INDIANAPOLIS – The speed. The quickness. The penchant for causing chaos and mayhem. The ability to take a manageable game and turn it into a blowout in a matter of seconds.
Yeah, Dana Altman and his Oregon Ducks know exactly what they’re up against with Louisville and that hair-on-fire defense. They’ve been watching the Oregon football team wreak the same kind of havoc for years now.
“It’s almost the same situation that our football team runs into when teams are trying to get ready for them. They play so much faster and their team speed is different,” Altman said Thursday. “I don’t think teams can really get ready for our football team. … And I don’t think we can prepare for the speed of Louisville: their quickness, their guard quickness, their overall team speed and the different looks they throw at you.
“They beat people up mentally as much as physically,” Altman added. “If you’re not focused, if you make a mistake, they get those runs that they just turn a game around.”
The 12th-seeded Ducks (28-8) reached the regional semifinals for the first time since 2007, and their reward is a date tonight with Louisville.
The Cardinals (31-5) looked every bit the overall top seed in their first two games, routing North Carolina A&T and Colorado State by an average of 28.5 points while forcing 47 turnovers. Both the Aggies and Rams finished with more turnovers than field goals, and Louisville outrebounded Colorado State — no minor stat against a team that had both the nation’s best rebounding margin and the top rebounding tandem in Colton Iverson and Pierce Hornung.
When it comes to college basketball, coaching chess matches don’t get much better than Mike Krzyzewski vs. Tom Izzo.

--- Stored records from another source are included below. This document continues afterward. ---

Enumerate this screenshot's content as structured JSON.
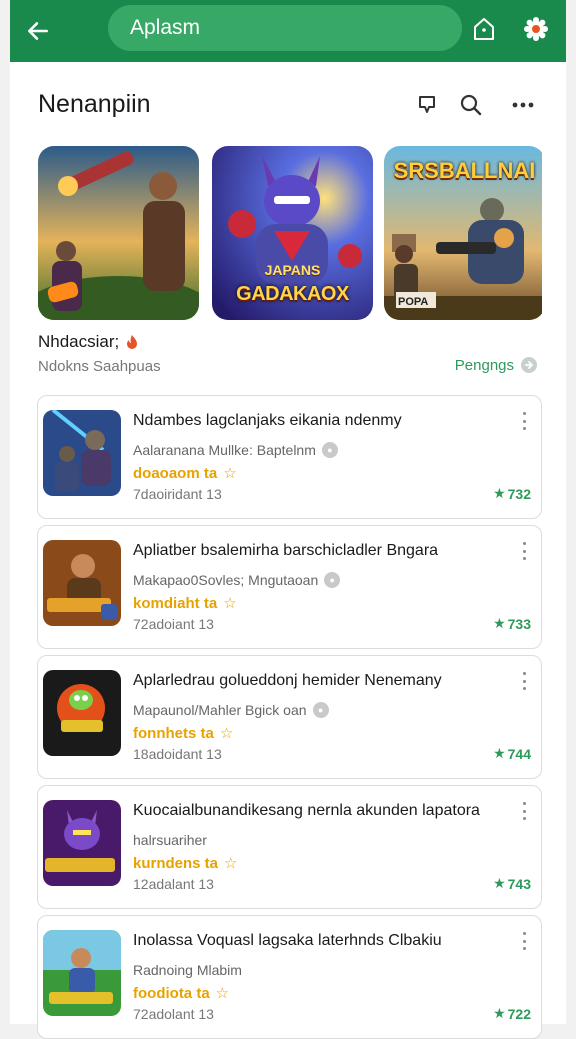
{
  "topbar": {
    "search_text": "Aplasm"
  },
  "header": {
    "title": "Nenanpiin"
  },
  "tiles": [
    {
      "caption": "",
      "badge": ""
    },
    {
      "caption": "GADAKAOX",
      "small": "JAPANS"
    },
    {
      "caption": "SRSBALLNAI",
      "small": "POPA"
    }
  ],
  "section": {
    "title": "Nhdacsiar;",
    "subtitle": "Ndokns Saahpuas",
    "link": "Pengngs"
  },
  "apps": [
    {
      "title": "Ndambes lagclanjaks eikania ndenmy",
      "dev": "Aalaranana Mullke: Baptelnm",
      "rating": "doaoaom ta",
      "size": "7daoiridant 13",
      "score": "732"
    },
    {
      "title": "Apliatber bsalemirha barschicladler Bngara",
      "dev": "Makapao0Sovles; Mngutaoan",
      "rating": "komdiaht ta",
      "size": "72adoiant 13",
      "score": "733"
    },
    {
      "title": "Aplarledrau golueddonj hemider Nenemany",
      "dev": "Mapaunol/Mahler Bgick oan",
      "rating": "fonnhets ta",
      "size": "18adoidant 13",
      "score": "744"
    },
    {
      "title": "Kuocaialbunandikesang nernla akunden lapatora",
      "dev": "halrsuariher",
      "rating": "kurndens ta",
      "size": "12adalant 13",
      "score": "743"
    },
    {
      "title": "Inolassa Voquasl lagsaka laterhnds Clbakiu",
      "dev": "Radnoing Mlabim",
      "rating": "foodiota ta",
      "size": "72adolant 13",
      "score": "722"
    }
  ]
}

Two of the nation’s most successful coaches are squaring off in tonight’s semifinal.
Krzyzewski has an NCAA record 956 career wins and four national championships at Duke, winning two titles in Indianapolis. Tom Izzo has a school-record 493 wins and one national title at Michigan State.
Both coaches have winning percentages of .736 or better in the tourney. Krzyzewski’s 11 Final Four appearances are the most of any active coach. Izzo is tied for third with six.
“I consider him a great friend. There’s nothing about Tom that I don’t think is good. If we lose to them, believe me, I’ll hug him and shake his hand, and he’ll do the same for me. I like that,” said Krzyzewski, the NCAA Division I record-holder with 956 career wins. “I think it’s more the way it used to be in coaching, and probably we both have great teachers in that regard and were brought up a certain way where we understand the game is bigger than anybody.”